Call for Papers for Buildings & Cities Special Issue on Urban Expansion
How can urban expansion be undertaken more sustainably, how can expansion be contained and appropriate strategies created for rapid and modest urban growth?
This special issue explores the quantitative and qualitative dimensions of urban expansion; when, where and how expansion can and should be contained; and when, where, and how it can and should be managed in an orderly, inclusive, and sustainable manner.
When cities grow in population, economic output and cultural amenities, they need more physical space. Such space can be created through densification and/or by expanding their footprints into the rural periphery. Urban expansion in geographic space is often ill-defined and its measurement and projection into the future are controversial. ‘Sprawl’ is detrimental to the surrounding countryside, costly in terms of infrastructure, excessive waste in energy and resources, and increased GHG emissions. But the regulatory containment of urban expansion is problematic as it can result in land and house price inflation, making cities less affordable. The speed of urban expansion has consistently been underestimated especially in the Global South where expansions occur in a disorderly and unplanned manner with negative consequences for inhabitants.

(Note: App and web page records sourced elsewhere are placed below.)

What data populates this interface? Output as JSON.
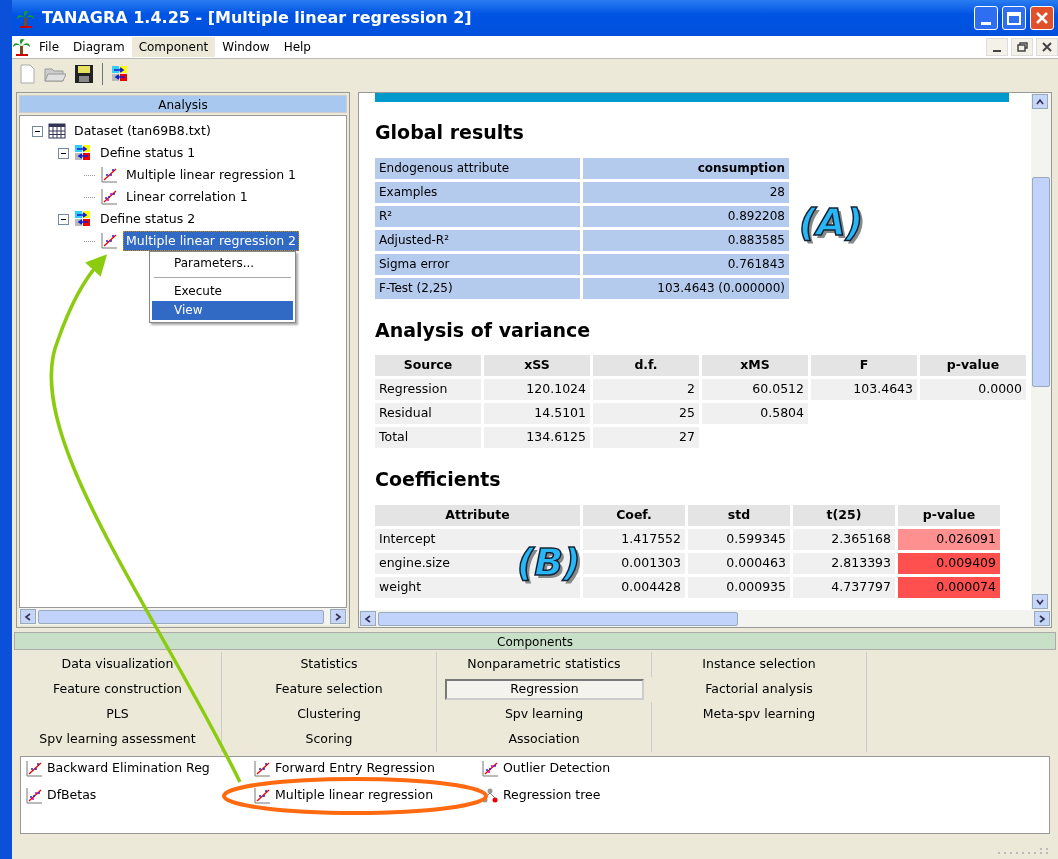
{
  "window": {
    "title": "TANAGRA 1.4.25 - [Multiple linear regression 2]"
  },
  "menu": [
    {
      "label": "File",
      "selected": false
    },
    {
      "label": "Diagram",
      "selected": false
    },
    {
      "label": "Component",
      "selected": true
    },
    {
      "label": "Window",
      "selected": false
    },
    {
      "label": "Help",
      "selected": false
    }
  ],
  "analysis": {
    "title": "Analysis",
    "tree": [
      {
        "label": "Dataset (tan69B8.txt)",
        "kind": "dataset",
        "expanded": true,
        "selected": false,
        "children": [
          {
            "label": "Define status 1",
            "kind": "status",
            "expanded": true,
            "selected": false,
            "children": [
              {
                "label": "Multiple linear regression 1",
                "kind": "regression",
                "selected": false
              },
              {
                "label": "Linear correlation 1",
                "kind": "correlation",
                "selected": false
              }
            ]
          },
          {
            "label": "Define status 2",
            "kind": "status",
            "expanded": true,
            "selected": false,
            "children": [
              {
                "label": "Multiple linear regression 2",
                "kind": "regression",
                "selected": true
              }
            ]
          }
        ]
      }
    ]
  },
  "context_menu": [
    {
      "kind": "item",
      "label": "Parameters...",
      "selected": false
    },
    {
      "kind": "separator"
    },
    {
      "kind": "item",
      "label": "Execute",
      "selected": false
    },
    {
      "kind": "item",
      "label": "View",
      "selected": true
    }
  ],
  "results": [
    {
      "kind": "kv",
      "title": "Global results",
      "rows": [
        [
          "Endogenous attribute",
          "consumption"
        ],
        [
          "Examples",
          "28"
        ],
        [
          "R²",
          "0.892208"
        ],
        [
          "Adjusted-R²",
          "0.883585"
        ],
        [
          "Sigma error",
          "0.761843"
        ],
        [
          "F-Test (2,25)",
          "103.4643 (0.000000)"
        ]
      ]
    },
    {
      "kind": "table",
      "title": "Analysis of variance",
      "columns": [
        "Source",
        "xSS",
        "d.f.",
        "xMS",
        "F",
        "p-value"
      ],
      "rows": [
        {
          "cells": [
            "Regression",
            "120.1024",
            "2",
            "60.0512",
            "103.4643",
            "0.0000"
          ]
        },
        {
          "cells": [
            "Residual",
            "14.5101",
            "25",
            "0.5804"
          ]
        },
        {
          "cells": [
            "Total",
            "134.6125",
            "27"
          ]
        }
      ]
    },
    {
      "kind": "table",
      "title": "Coefficients",
      "columns": [
        "Attribute",
        "Coef.",
        "std",
        "t(25)",
        "p-value"
      ],
      "rows": [
        {
          "cells": [
            "Intercept",
            "1.417552",
            "0.599345",
            "2.365168",
            "0.026091"
          ],
          "color": "#ff9090"
        },
        {
          "cells": [
            "engine.size",
            "0.001303",
            "0.000463",
            "2.813393",
            "0.009409"
          ],
          "color": "#ff5050"
        },
        {
          "cells": [
            "weight",
            "0.004428",
            "0.000935",
            "4.737797",
            "0.000074"
          ],
          "color": "#ff5050"
        }
      ]
    }
  ],
  "annotations": [
    {
      "label": "(A)"
    },
    {
      "label": "(B)"
    }
  ],
  "components": {
    "title": "Components",
    "tabs": [
      [
        {
          "label": "Data visualization",
          "selected": false
        },
        {
          "label": "Statistics",
          "selected": false
        },
        {
          "label": "Nonparametric statistics",
          "selected": false
        },
        {
          "label": "Instance selection",
          "selected": false
        }
      ],
      [
        {
          "label": "Feature construction",
          "selected": false
        },
        {
          "label": "Feature selection",
          "selected": false
        },
        {
          "label": "Regression",
          "selected": true
        },
        {
          "label": "Factorial analysis",
          "selected": false
        }
      ],
      [
        {
          "label": "PLS",
          "selected": false
        },
        {
          "label": "Clustering",
          "selected": false
        },
        {
          "label": "Spv learning",
          "selected": false
        },
        {
          "label": "Meta-spv learning",
          "selected": false
        }
      ],
      [
        {
          "label": "Spv learning assessment",
          "selected": false
        },
        {
          "label": "Scoring",
          "selected": false
        },
        {
          "label": "Association",
          "selected": false
        }
      ]
    ],
    "items": [
      {
        "label": "Backward Elimination Reg"
      },
      {
        "label": "DfBetas"
      },
      {
        "label": "Forward Entry Regression"
      },
      {
        "label": "Multiple linear regression"
      },
      {
        "label": "Outlier Detection"
      },
      {
        "label": "Regression tree"
      }
    ]
  }
}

This special issue explores whether and where preparing for urban expansion is appropriate; how urban expansion can be undertaken more sustainably; how and where expansion needs to be contained; what are the appropriate strategies for balancing densification and expansion; and how the appropriate expansion strategies can be effectively implemented.
Critical analyses of experiences in planning and managing both urban containment and orderly urban expansion are sought that draw pragmatic lessons, for both slow and rapidly growing cities. Such analyses must embrace the many challenges in planning for projected urban expansion in the face of regulatory limitations, local resistance, climate change (e.g. flooding, sea level rise, and mudslides), fiscal and financial constraints, and persistent rural-urban migration.

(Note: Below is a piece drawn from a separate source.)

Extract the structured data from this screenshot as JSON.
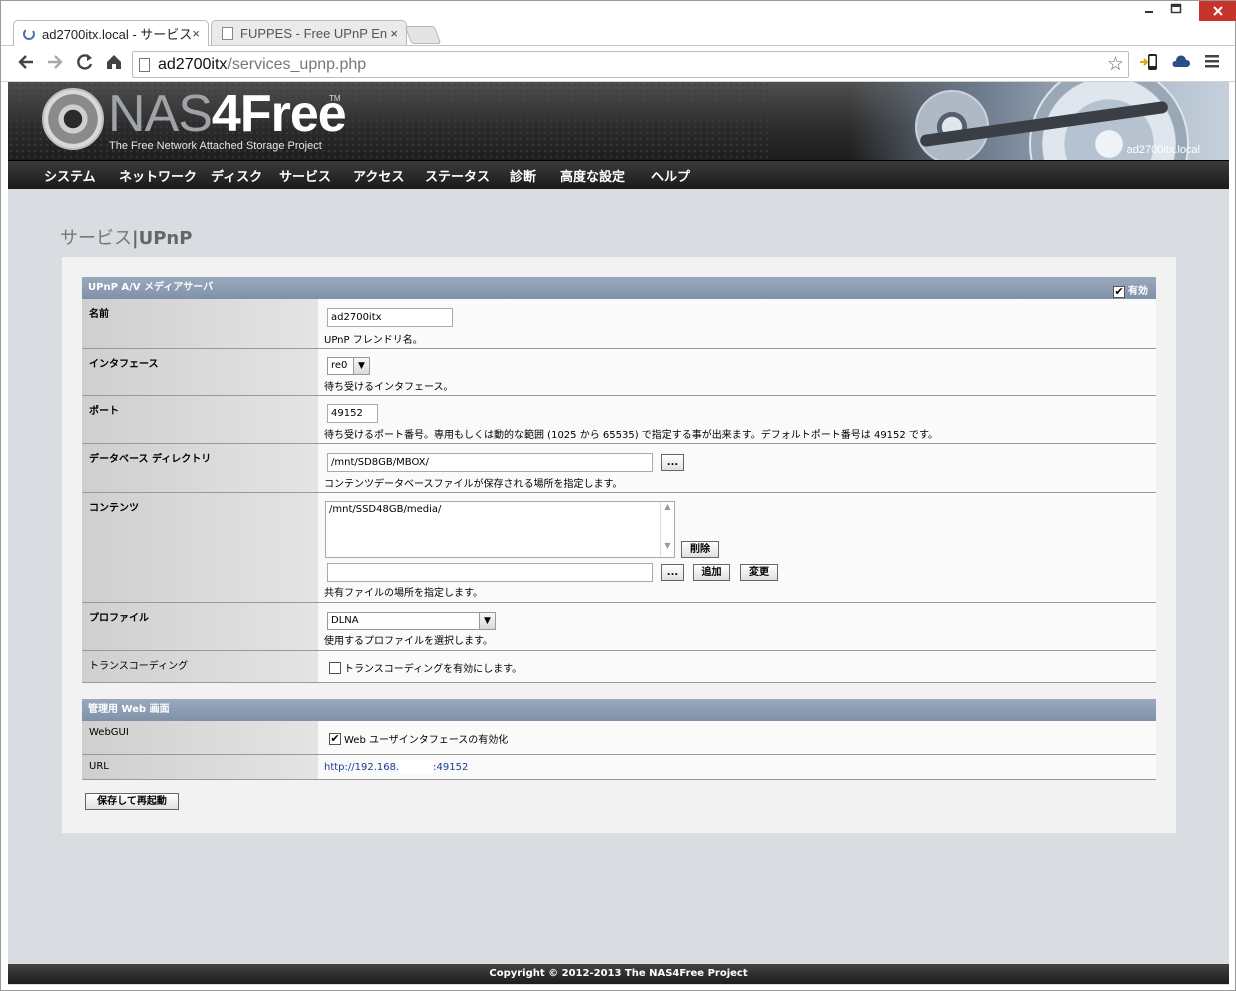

Download the complete CfP here >PDF
The deadline for abstract submission is December 3rd, 2021.
If you have a question, please contact the editors:
Richard Lorch email@example.com (editor buildings & cities)
Shlomo Angel firstname.lastname@example.org (guest editor, Marron Institute of Urban Management, New York University)